[Dataset rows for apps and sites]
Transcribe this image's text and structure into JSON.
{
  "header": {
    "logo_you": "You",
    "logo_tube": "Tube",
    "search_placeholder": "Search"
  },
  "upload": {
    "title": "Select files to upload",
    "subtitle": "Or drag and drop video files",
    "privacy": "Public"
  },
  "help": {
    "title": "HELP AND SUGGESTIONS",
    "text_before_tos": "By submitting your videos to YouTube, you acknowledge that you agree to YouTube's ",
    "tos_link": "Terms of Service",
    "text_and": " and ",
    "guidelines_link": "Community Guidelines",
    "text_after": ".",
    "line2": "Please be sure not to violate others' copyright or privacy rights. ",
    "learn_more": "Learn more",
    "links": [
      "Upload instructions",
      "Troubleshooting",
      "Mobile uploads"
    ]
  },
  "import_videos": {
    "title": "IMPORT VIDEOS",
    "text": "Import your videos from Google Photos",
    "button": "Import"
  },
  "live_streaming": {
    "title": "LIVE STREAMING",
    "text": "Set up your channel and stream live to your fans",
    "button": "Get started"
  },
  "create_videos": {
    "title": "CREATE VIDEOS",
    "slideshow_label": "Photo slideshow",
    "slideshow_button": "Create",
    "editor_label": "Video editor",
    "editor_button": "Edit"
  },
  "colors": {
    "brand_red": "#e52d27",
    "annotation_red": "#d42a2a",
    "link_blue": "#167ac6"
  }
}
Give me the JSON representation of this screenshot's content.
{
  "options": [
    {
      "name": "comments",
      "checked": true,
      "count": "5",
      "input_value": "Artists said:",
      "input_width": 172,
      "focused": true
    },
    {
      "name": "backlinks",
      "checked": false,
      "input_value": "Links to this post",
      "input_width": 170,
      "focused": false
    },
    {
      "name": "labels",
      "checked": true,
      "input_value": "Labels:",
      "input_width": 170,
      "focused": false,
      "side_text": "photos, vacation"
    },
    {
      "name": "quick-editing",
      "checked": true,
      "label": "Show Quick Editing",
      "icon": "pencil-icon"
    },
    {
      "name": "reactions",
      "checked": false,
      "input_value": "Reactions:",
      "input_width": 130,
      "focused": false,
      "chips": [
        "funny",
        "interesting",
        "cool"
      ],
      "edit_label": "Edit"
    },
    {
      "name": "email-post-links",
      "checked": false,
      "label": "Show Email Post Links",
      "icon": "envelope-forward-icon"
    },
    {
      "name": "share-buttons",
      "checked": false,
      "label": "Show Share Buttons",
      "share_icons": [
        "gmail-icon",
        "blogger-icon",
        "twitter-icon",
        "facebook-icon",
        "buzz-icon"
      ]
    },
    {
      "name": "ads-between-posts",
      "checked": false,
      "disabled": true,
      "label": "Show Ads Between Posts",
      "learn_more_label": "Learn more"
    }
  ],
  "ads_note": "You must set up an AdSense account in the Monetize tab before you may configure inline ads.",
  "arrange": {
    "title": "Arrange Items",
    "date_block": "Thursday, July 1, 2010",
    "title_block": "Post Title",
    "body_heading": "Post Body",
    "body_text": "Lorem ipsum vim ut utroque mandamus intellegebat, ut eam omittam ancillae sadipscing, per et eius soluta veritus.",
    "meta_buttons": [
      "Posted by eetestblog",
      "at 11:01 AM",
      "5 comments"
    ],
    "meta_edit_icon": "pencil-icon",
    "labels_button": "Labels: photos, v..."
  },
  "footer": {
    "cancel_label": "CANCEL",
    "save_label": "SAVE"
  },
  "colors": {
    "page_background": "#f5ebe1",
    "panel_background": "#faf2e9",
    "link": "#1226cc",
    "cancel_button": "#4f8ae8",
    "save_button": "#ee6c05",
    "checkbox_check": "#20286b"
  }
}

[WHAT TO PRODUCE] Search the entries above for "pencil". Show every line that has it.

[ANSWER FOR THE TASK]
      "icon": "pencil-icon"
    "meta_edit_icon": "pencil-icon",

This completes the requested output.